On Aug. 17, Keri Strahler from Topeka, filed a complaint with Kansas Commission on Judicial Conduct.
In the complaint, Strahler writes about the raid on Marion County Record and asks the commission to take up the matter of Judge Viar signing the warrant.
"I humbly beg for your attention to Judge Laura Viar's mental capacity in her decision to seemingly circumvent federal and state law," Strahler said in the complaint.
You can read part of the complaint below:
Strahler pointed to laws that protect journalists from raids, including the Privacy Protection Act, which requires police to seek a subpoena unless someone is in danger of bodily harm or death.
Since the raid on Marion County Record, the newspaper owner's home and Marion vice mayor's home, legal experts have criticized the decision, citing a lack of evidence in the subpoenas submitted by Marion Chief of Police Gideon Cody.
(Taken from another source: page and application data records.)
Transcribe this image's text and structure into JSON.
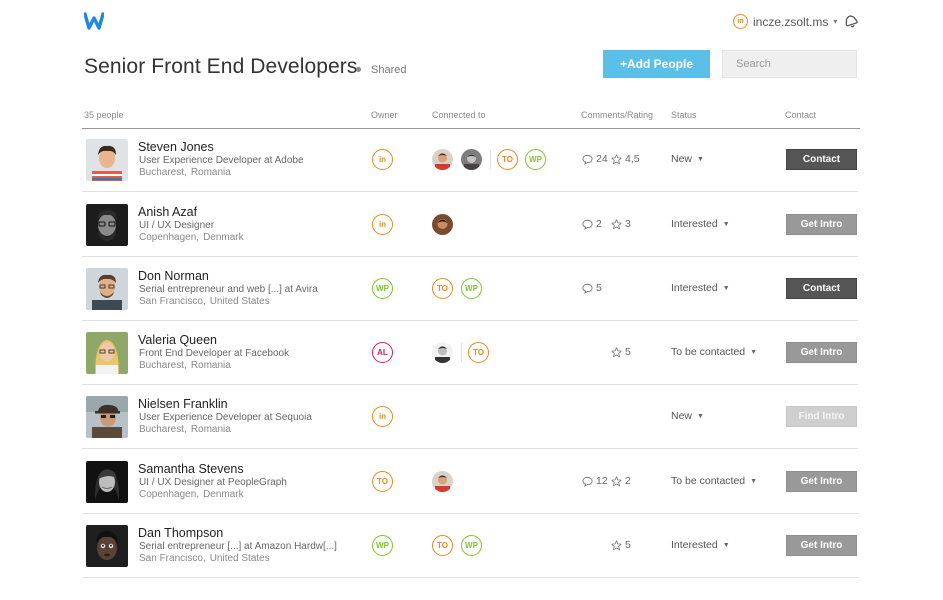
{
  "header": {
    "user_badge": "in",
    "username": "incze.zsolt.ms",
    "username_caret": "▾",
    "brand_color": "#1e88e5"
  },
  "page": {
    "title": "Senior Front End Developers",
    "shared_label": "Shared",
    "add_button": "+Add People",
    "search_placeholder": "Search"
  },
  "table": {
    "headers": {
      "count": "35 people",
      "owner": "Owner",
      "connected": "Connected to",
      "comments": "Comments/Rating",
      "status": "Status",
      "contact": "Contact"
    },
    "rows": [
      {
        "name": "Steven Jones",
        "role": "User Experience Developer at Adobe",
        "city": "Bucharest,",
        "country": "Romania",
        "owner": "in",
        "comments": "24",
        "rating": "4,5",
        "status": "New",
        "action": "Contact",
        "badge_to": "TO",
        "badge_wp": "WP"
      },
      {
        "name": "Anish Azaf",
        "role": "UI / UX Designer",
        "city": "Copenhagen,",
        "country": "Denmark",
        "owner": "in",
        "comments": "2",
        "rating": "3",
        "status": "Interested",
        "action": "Get Intro"
      },
      {
        "name": "Don Norman",
        "role": "Serial entrepreneur and web [...] at Avira",
        "city": "San Francisco,",
        "country": "United States",
        "owner": "WP",
        "comments": "5",
        "status": "Interested",
        "action": "Contact",
        "badge_to": "TO",
        "badge_wp": "WP"
      },
      {
        "name": "Valeria Queen",
        "role": "Front End Developer at Facebook",
        "city": "Bucharest,",
        "country": "Romania",
        "owner": "AL",
        "rating": "5",
        "status": "To be contacted",
        "action": "Get Intro",
        "badge_to": "TO"
      },
      {
        "name": "Nielsen Franklin",
        "role": "User Experience Developer at Sequoia",
        "city": "Bucharest,",
        "country": "Romania",
        "owner": "in",
        "status": "New",
        "action": "Find Intro"
      },
      {
        "name": "Samantha Stevens",
        "role": "UI / UX Designer at PeopleGraph",
        "city": "Copenhagen,",
        "country": "Denmark",
        "owner": "TO",
        "comments": "12",
        "rating": "2",
        "status": "To be contacted",
        "action": "Get Intro"
      },
      {
        "name": "Dan Thompson",
        "role": "Serial entrepreneur [...] at Amazon Hardw[...]",
        "city": "San Francisco,",
        "country": "United States",
        "owner": "WP",
        "rating": "5",
        "status": "Interested",
        "action": "Get Intro",
        "badge_to": "TO",
        "badge_wp": "WP"
      }
    ]
  },
  "icons": {
    "logo": "w-logo-icon",
    "notifications": "bell-icon",
    "comment": "speech-bubble-icon",
    "rating": "star-outline-icon",
    "dropdown": "caret-down-icon"
  }
}
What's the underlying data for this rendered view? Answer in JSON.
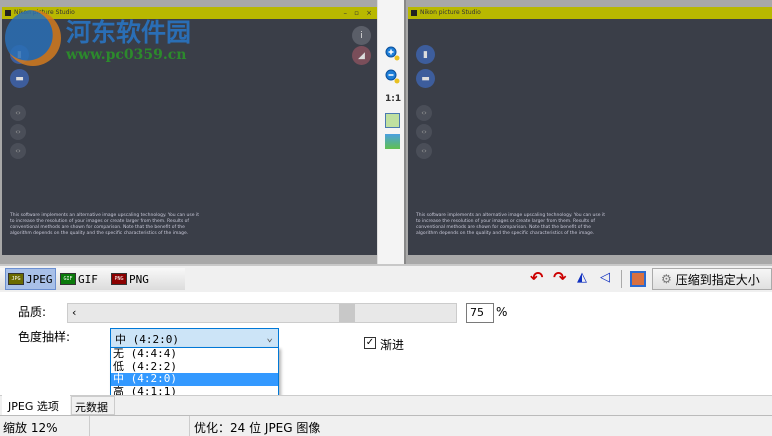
{
  "left_preview": {
    "title": "Nikon picture Studio",
    "desc": "This software implements an alternative image upscaling technology. You can use it to increase the resolution of your images or create larger from them. Results of conventional methods are shown for comparison. Note that the benefit of the algorithm depends on the quality and the specific characteristics of the image."
  },
  "right_preview": {
    "title": "Nikon picture Studio",
    "desc": "This software implements an alternative image upscaling technology. You can use it to increase the resolution of your images or create larger from them. Results of conventional methods are shown for comparison. Note that the benefit of the algorithm depends on the quality and the specific characteristics of the image."
  },
  "watermark": {
    "name": "河东软件园",
    "url": "www.pc0359.cn"
  },
  "mid_toolbar": {
    "zoom_in": "zoom-in",
    "zoom_out": "zoom-out",
    "actual_size": "1:1"
  },
  "formats": [
    {
      "icon": "JPG",
      "label": "JPEG",
      "color": "#6b6b00"
    },
    {
      "icon": "GIF",
      "label": "GIF",
      "color": "#0a7a0a"
    },
    {
      "icon": "PNG",
      "label": "PNG",
      "color": "#8b0000"
    }
  ],
  "compress_button": "压缩到指定大小",
  "quality": {
    "label": "品质:",
    "value": "75",
    "unit": "%"
  },
  "chroma": {
    "label": "色度抽样:",
    "selected": "中 (4:2:0)",
    "options": [
      "无 (4:4:4)",
      "低 (4:2:2)",
      "中 (4:2:0)",
      "高 (4:1:1)"
    ]
  },
  "progressive": {
    "label": "渐进",
    "checked": true
  },
  "tabs": [
    "JPEG 选项",
    "元数据"
  ],
  "status": {
    "zoom": "缩放 12%",
    "info": "优化：24 位 JPEG 图像"
  }
}
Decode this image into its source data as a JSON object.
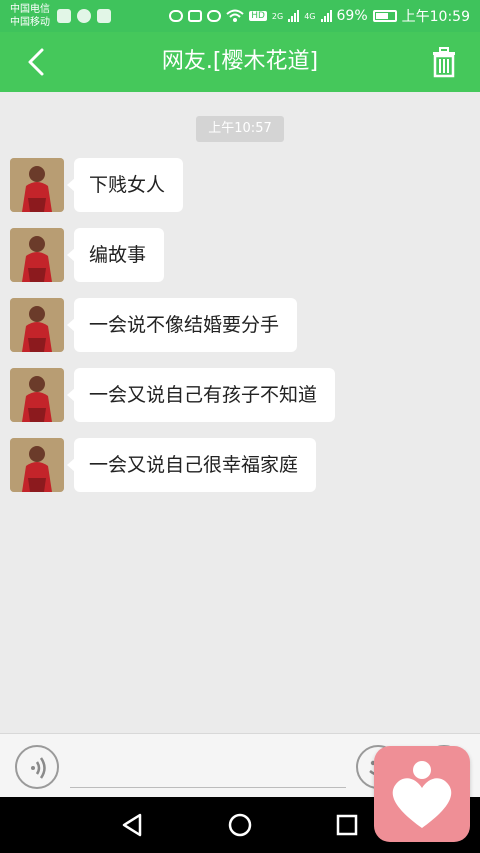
{
  "status_bar": {
    "carrier1": "中国电信",
    "carrier2": "中国移动",
    "hd_badge": "HD",
    "net1": "2G",
    "net2": "4G",
    "battery": "69%",
    "time": "上午10:59"
  },
  "header": {
    "title": "网友.[樱木花道]",
    "back_icon": "chevron-left-icon",
    "trash_icon": "trash-icon"
  },
  "chat": {
    "timestamp": "上午10:57",
    "messages": [
      {
        "text": "下贱女人"
      },
      {
        "text": "编故事"
      },
      {
        "text": "一会说不像结婚要分手"
      },
      {
        "text": "一会又说自己有孩子不知道"
      },
      {
        "text": "一会又说自己很幸福家庭"
      }
    ]
  },
  "input_bar": {
    "voice_icon": "voice-icon",
    "emoji_icon": "emoji-icon",
    "more_icon": "plus-icon",
    "input_value": ""
  },
  "nav_bar": {
    "back_icon": "triangle-back-icon",
    "home_icon": "circle-home-icon",
    "recents_icon": "square-recents-icon"
  },
  "overlay": {
    "icon": "heart-person-icon"
  },
  "colors": {
    "accent": "#45c85b",
    "status": "#3fc35c",
    "background": "#ebebeb",
    "bubble": "#ffffff",
    "overlay": "#ef8f96"
  }
}
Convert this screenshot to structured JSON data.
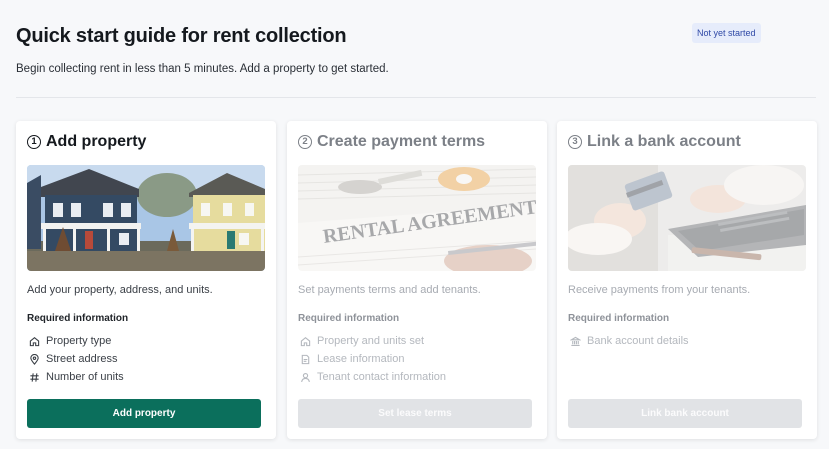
{
  "header": {
    "title": "Quick start guide for rent collection",
    "subtitle": "Begin collecting rent in less than 5 minutes. Add a property to get started.",
    "status": "Not yet started"
  },
  "colors": {
    "primary_button": "#0b6f5c",
    "badge_bg": "#e6ecfb",
    "badge_text": "#2f49a6",
    "disabled_button": "#e1e3e6"
  },
  "steps": [
    {
      "number": "1",
      "title": "Add property",
      "image": "houses-photo",
      "description": "Add your property, address, and units.",
      "required_heading": "Required information",
      "required": [
        {
          "icon": "home-icon",
          "label": "Property type"
        },
        {
          "icon": "map-pin-icon",
          "label": "Street address"
        },
        {
          "icon": "hash-icon",
          "label": "Number of units"
        }
      ],
      "button": "Add property",
      "active": true
    },
    {
      "number": "2",
      "title": "Create payment terms",
      "image": "rental-agreement-photo",
      "description": "Set payments terms and add tenants.",
      "required_heading": "Required information",
      "required": [
        {
          "icon": "home-icon",
          "label": "Property and units set"
        },
        {
          "icon": "document-icon",
          "label": "Lease information"
        },
        {
          "icon": "user-icon",
          "label": "Tenant contact information"
        }
      ],
      "button": "Set lease terms",
      "active": false
    },
    {
      "number": "3",
      "title": "Link a bank account",
      "image": "bank-card-laptop-photo",
      "description": "Receive payments from your tenants.",
      "required_heading": "Required information",
      "required": [
        {
          "icon": "bank-icon",
          "label": "Bank account details"
        }
      ],
      "button": "Link bank account",
      "active": false
    }
  ]
}
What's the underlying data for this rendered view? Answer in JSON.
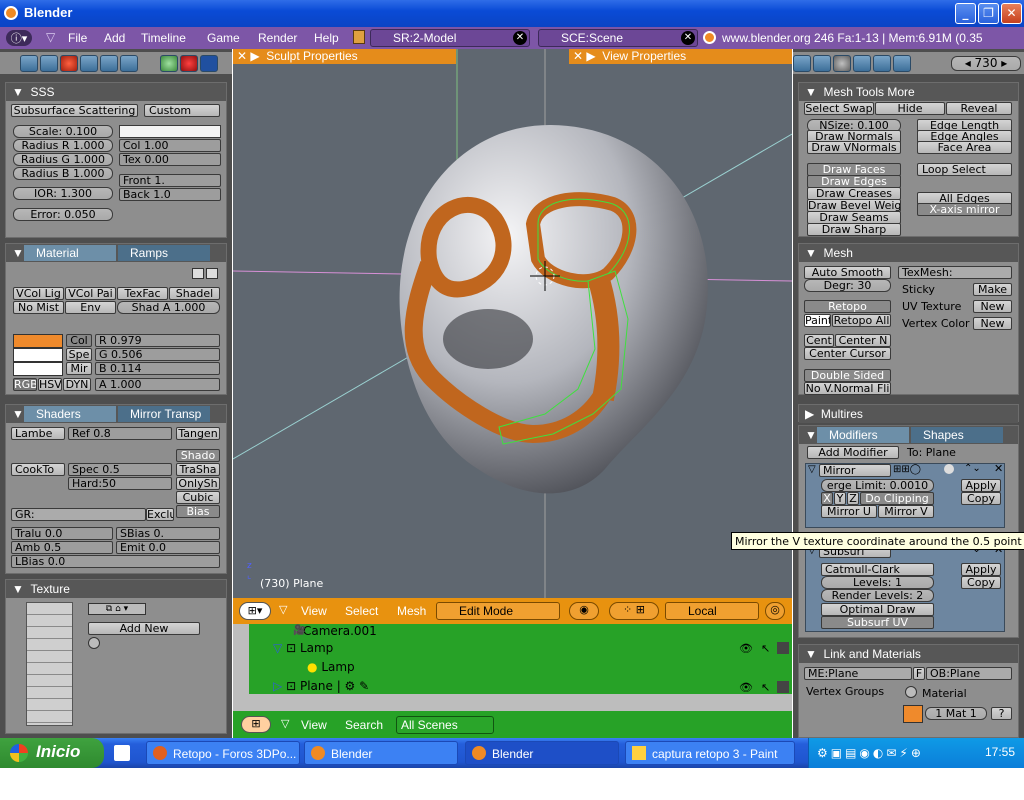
{
  "window": {
    "title": "Blender"
  },
  "info_header": {
    "menus": [
      "File",
      "Add",
      "Timeline",
      "Game",
      "Render",
      "Help"
    ],
    "screen": "SR:2-Model",
    "scene": "SCE:Scene",
    "stats": "www.blender.org 246  Fa:1-13 | Mem:6.91M (0.35"
  },
  "left_panels": {
    "sss": {
      "header": "SSS",
      "toggle": "Subsurface Scattering",
      "preset": "Custom",
      "scale": "Scale: 0.100",
      "radius_r": "Radius R 1.000",
      "radius_g": "Radius G 1.000",
      "radius_b": "Radius B 1.000",
      "ior": "IOR: 1.300",
      "error": "Error: 0.050",
      "col": "Col 1.00",
      "tex": "Tex 0.00",
      "front": "Front 1.",
      "back": "Back 1.0"
    },
    "material": {
      "tab1": "Material",
      "tab2": "Ramps",
      "row1": [
        "VCol Lig",
        "VCol Pai",
        "TexFac",
        "Shadel"
      ],
      "row2": [
        "No Mist",
        "Env",
        "Shad A 1.000"
      ],
      "col_tabs": [
        "Col",
        "Spe",
        "Mir"
      ],
      "r": "R 0.979",
      "g": "G 0.506",
      "b": "B 0.114",
      "a": "A 1.000",
      "modes": [
        "RGB",
        "HSV",
        "DYN"
      ],
      "color": "#ef8a2c"
    },
    "shaders": {
      "tab1": "Shaders",
      "tab2": "Mirror Transp",
      "diffuse": "Lambe",
      "ref": "Ref   0.8",
      "tangent": "Tangen",
      "spec_shader": "CookTo",
      "spec": "Spec 0.5",
      "hard": "Hard:50",
      "right_btns": [
        "Shado",
        "TraSha",
        "OnlySh",
        "Cubic",
        "Bias"
      ],
      "gr": "GR:",
      "exclusive": "Exclusive",
      "tralu": "Tralu 0.0",
      "sbias": "SBias 0.",
      "amb": "Amb 0.5",
      "emit": "Emit 0.0",
      "lbias": "LBias 0.0"
    },
    "texture": {
      "header": "Texture",
      "add_new": "Add New"
    }
  },
  "viewport": {
    "sculpt_props": "Sculpt Properties",
    "view_props": "View Properties",
    "object_label": "(730) Plane",
    "header_menus": [
      "View",
      "Select",
      "Mesh"
    ],
    "mode": "Edit Mode",
    "orientation": "Local"
  },
  "outliner": {
    "items": [
      "Camera.001",
      "Lamp",
      "Lamp",
      "Plane"
    ],
    "menus": [
      "View",
      "Search"
    ],
    "filter": "All Scenes"
  },
  "right_panels": {
    "frame": "730",
    "mesh_tools_more": {
      "header": "Mesh Tools More",
      "row1": [
        "Select Swap",
        "Hide",
        "Reveal"
      ],
      "nsize": "NSize: 0.100",
      "left": [
        "Draw Normals",
        "Draw VNormals"
      ],
      "right": [
        "Edge Length",
        "Edge Angles",
        "Face Area"
      ],
      "draw": [
        "Draw Faces",
        "Draw Edges",
        "Draw Creases",
        "Draw Bevel Weig",
        "Draw Seams",
        "Draw Sharp"
      ],
      "loop": "Loop Select",
      "all_edges": "All Edges",
      "xmirror": "X-axis mirror"
    },
    "mesh": {
      "header": "Mesh",
      "auto_smooth": "Auto Smooth",
      "degr": "Degr: 30",
      "texmesh": "TexMesh:",
      "sticky": "Sticky",
      "make": "Make",
      "uv_texture": "UV Texture",
      "vertex_color": "Vertex Color",
      "new": "New",
      "retopo": "Retopo",
      "paint": "Paint",
      "retopo_all": "Retopo All",
      "cent": "Cent",
      "center_n": "Center N",
      "center_cursor": "Center Cursor",
      "double_sided": "Double Sided",
      "no_vnormal": "No V.Normal Fli"
    },
    "multires": {
      "header": "Multires"
    },
    "modifiers": {
      "tab1": "Modifiers",
      "tab2": "Shapes",
      "add": "Add Modifier",
      "to": "To: Plane",
      "mirror": {
        "name": "Mirror",
        "merge": "erge Limit: 0.0010",
        "axes": [
          "X",
          "Y",
          "Z"
        ],
        "clip": "Do Clipping",
        "mirror_u": "Mirror U",
        "mirror_v": "Mirror V",
        "apply": "Apply",
        "copy": "Copy"
      },
      "subsurf": {
        "name": "Subsurf",
        "type": "Catmull-Clark",
        "levels": "Levels: 1",
        "render": "Render Levels: 2",
        "optimal": "Optimal Draw",
        "uv": "Subsurf UV",
        "apply": "Apply",
        "copy": "Copy"
      }
    },
    "link": {
      "header": "Link and Materials",
      "me": "ME:Plane",
      "f": "F",
      "ob": "OB:Plane",
      "vgroups": "Vertex Groups",
      "material": "Material",
      "mat": "1 Mat 1"
    }
  },
  "tooltip": "Mirror the V texture coordinate around the 0.5 point",
  "taskbar": {
    "start": "Inicio",
    "tasks": [
      "Retopo - Foros 3DPo...",
      "Blender",
      "Blender",
      "captura retopo 3 - Paint"
    ],
    "clock": "17:55"
  }
}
The KSHB 41 News I-Team spoke with Strahler about the complaint.
"Something just didn't sit right," Strahler said. "I was concerned for her (Judge Viar) and those she serves."
Four days after filing the complaint, Doug Shima, secretary for the commission, assigned Strahler's complaint to an inquiry panel for consideration.
Shima wrote a panel will "determine whether your complaint contains facts that cause a reasonable person to believe that a violation of the Code of Judicial Conduct may have been committed."
On Sept. 5, Shima responded again to Strahler saying the commission requested Judge Viar respond to the complaint.
The KSHB 41 News I-Team has reached out multiple times to Viar who has declined to comment.
According to Shima's response, Strahler's complaint was placed with members from Panel B.
Two members, Allen Glendenning and Susan Lynn, recused themselves from the matter, which is now on the commission's agenda meeting for Nov. 3.
The I-Team was unable to reach the commission after hours.
According to the commissions website, the commission is tasked with "helping the Supreme Court exercise its responsibility in judicial disciplinary matters. The Supreme Court established rules related to judicial conduct, which apply to all judges in Kansas."
As the public asks for accountability, Strahler told the I-Team, "Transparency is what I'm striving for with the complaint process."